Georgia’s Lone Gaming Experience Skirts The Law Off The Brunswick Coast


Georgia’s Lone Gaming Experience Skirts The Law Off The Brunswick Coast

Casinos, sports betting and nearly all forms of gambling are illegal in Georgia. Indeed, the state has some of the strictest gaming laws in the country. Georgia’s lone gaming venue skirts the law off the Brunswick coast.

There are only a few options for Georgia gambling in the state. Which is why companies that want to offer casino games must be creative.

The Emerald Princess II (EPII), built in 1998, is a 200-foot passenger ship that sets out four days a week on casino cruises. For $25, a customer can take a five-hour cruise from Brunswick Harbor into international waters to play a variety of typical casino games and a couple house specials.

What games are available? Who can play? And, how is this legal? These are some of the questions we’ll explore as to how Georgia’s lone gaming venue skirts the law off the Brunswick coast.

How is this even legal?

Let’s start with the most interesting question first. How is it legal that, in a state where betting on almost everything is illegal, a person can hop on a casino cruise ship and bet money on slots and table games?

A short history of maritime law is in order to understand the EPII’s system. 

The territorial and contiguous seas

Carrying over from the riverboat gambling heyday of the mid-19th century, casino cruises took off in the years after The Great Depression. Cruise ships up and down the eastern and western seaboards and in the Gulf of Mexico offered patrons short jaunts along the coast in what was known as the territorial sea
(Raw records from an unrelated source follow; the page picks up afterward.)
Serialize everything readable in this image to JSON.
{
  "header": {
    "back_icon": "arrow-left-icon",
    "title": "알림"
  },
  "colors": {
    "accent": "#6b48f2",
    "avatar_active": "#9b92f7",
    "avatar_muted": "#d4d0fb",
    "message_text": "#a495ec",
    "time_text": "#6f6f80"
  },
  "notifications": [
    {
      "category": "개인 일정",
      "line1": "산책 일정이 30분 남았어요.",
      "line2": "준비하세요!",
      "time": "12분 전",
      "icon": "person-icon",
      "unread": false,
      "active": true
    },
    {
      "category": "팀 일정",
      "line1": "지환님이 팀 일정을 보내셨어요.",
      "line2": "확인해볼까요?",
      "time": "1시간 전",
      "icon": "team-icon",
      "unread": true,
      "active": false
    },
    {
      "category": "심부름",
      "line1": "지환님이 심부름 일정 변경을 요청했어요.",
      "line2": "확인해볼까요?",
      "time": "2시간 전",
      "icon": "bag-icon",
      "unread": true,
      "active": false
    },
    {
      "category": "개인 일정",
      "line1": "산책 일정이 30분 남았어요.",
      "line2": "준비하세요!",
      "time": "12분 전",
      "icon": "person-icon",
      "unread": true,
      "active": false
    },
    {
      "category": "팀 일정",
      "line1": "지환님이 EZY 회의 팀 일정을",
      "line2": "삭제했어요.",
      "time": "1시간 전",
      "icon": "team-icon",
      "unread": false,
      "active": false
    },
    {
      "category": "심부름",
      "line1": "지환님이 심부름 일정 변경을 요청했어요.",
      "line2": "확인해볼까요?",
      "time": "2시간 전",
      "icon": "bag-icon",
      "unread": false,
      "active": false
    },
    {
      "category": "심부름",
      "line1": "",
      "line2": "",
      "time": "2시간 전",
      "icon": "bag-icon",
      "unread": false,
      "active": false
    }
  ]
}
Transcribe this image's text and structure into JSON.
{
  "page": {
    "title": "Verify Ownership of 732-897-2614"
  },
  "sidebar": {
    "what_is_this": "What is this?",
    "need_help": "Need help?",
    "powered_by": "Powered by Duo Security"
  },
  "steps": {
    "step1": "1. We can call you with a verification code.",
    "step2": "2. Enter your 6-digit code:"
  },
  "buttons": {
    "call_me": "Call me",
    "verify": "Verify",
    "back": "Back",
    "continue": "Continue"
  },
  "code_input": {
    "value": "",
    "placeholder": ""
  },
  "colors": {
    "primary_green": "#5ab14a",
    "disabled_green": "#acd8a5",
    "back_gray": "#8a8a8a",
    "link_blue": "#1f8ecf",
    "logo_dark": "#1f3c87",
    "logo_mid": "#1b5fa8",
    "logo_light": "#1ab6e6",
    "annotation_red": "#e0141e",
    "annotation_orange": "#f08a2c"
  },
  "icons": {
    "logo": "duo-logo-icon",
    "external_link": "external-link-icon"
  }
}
This strip of ocean under US legal jurisdiction represented the distance from shore to three miles out to sea. Ships typically wouldn’t venture out that far – just far enough to not run aground when the tide went out. Passengers were free to play various casino games, listen to music, have a drink and take in the sea air. 

President Harry S. Truman outlawed these “voyages to nowhere,” as they were called by detractors, in 1948. The act did very little to stop the practice, however. Gambling cruise operators simply changed their route to go out a little further beyond the territorial sea into the contiguous sea (3.1 to 24 miles out from land) where US Law did not apply. The Coast Guard could still intervene if, say, ships were permitting drugs or other contraband on board. This rarely happened, though, and so business as usual carried on for casino cruises.

In 1988, President Ronald Reagan made casino cruises more costly by extending the range of the territorial sea to 12 miles out from land. This meant that new gambling cruise operators needed quite a bit more gas to get their clients to gambling-safe waters. Again, this did little to quell gambling cruises.

The 12.1-mile marker is now the established distance for all American casino cruise operators on all coasts. 

Georgia has seen casino cruise ships come and go

For a time in the mid-to-late 1990s, The EPII had company at sea. The Diamond Royale and the Millionaire’s Casino also ran regular casino cruises. Those two ships are now both defunct. 

The Diamond Royale’s operation, which embarked from the Bull River near Savannah, actually ran afoul of the Coast Guard. Nearly $7 million in gambling winnings were seized, and the ship never got out of legal trouble after that. It was sold to a salvage company and towed to Florida.

The Millionaire’s Casino was built as a casino boat in 1977 and operated as the Europa Star until 2001. After that, it changed names to the Stardancer V before it took on the title Millionaire’s Casino when it operated in Georgia. It kept that name from 2003-2004 before becoming the Texas Star, its last iteration as a casino cruise ship. The Millionaire’s Casino was recently sunk off the Delaware coast. 

The EPII in Brunswick now treads Georgia’s coastal waters alone for the foreseeable future.

A full slate of casino games and slots on offer on the Emerald Princess

The Emerald Princess II features over 250 slot machines along with around 20 tables. The casino currently offers the following table games:

  • Roulette (two wheels)
  • Blackjack (12 tables)
  • Emerald Princess Stud Poker (two tables)
  • Craps (one table)
  • Triple Time, an EP exclusive poker game (one table)
  • Big 20 Bonus, an EP exclusive blackjack game (one table)
  • Bingo
  • Video Poker and Blackjack
  • Texas Hold ‘em (occasionally one or two tables)

Hours, Age Requirements, Schedule

MondayTuesdayWednesdayThursdayFriday (two cruises)Saturday (two cruises)Sunday
No SailNo SailNo Sail7 p.m.-midnight11 a.m.-4 p.m.;
7 p.m.-midnight
11 a.m.-4 p.m.;
7 p.m.-1 a.m.
1 p.m.-6 p.m.

To board the ship, all customers must be 21 and present a valid government ID. 

Once onboard, the ship offers dining on the third deck on a first come, first serve basis. Live music (Friday and Saturday evening cruises only) and a dance floor are also featured on the third floor. 

The crew recommends everyone arrive 20 minutes before their scheduled launch time because the ship launches promptly to give everyone their full four- to five-hour trip.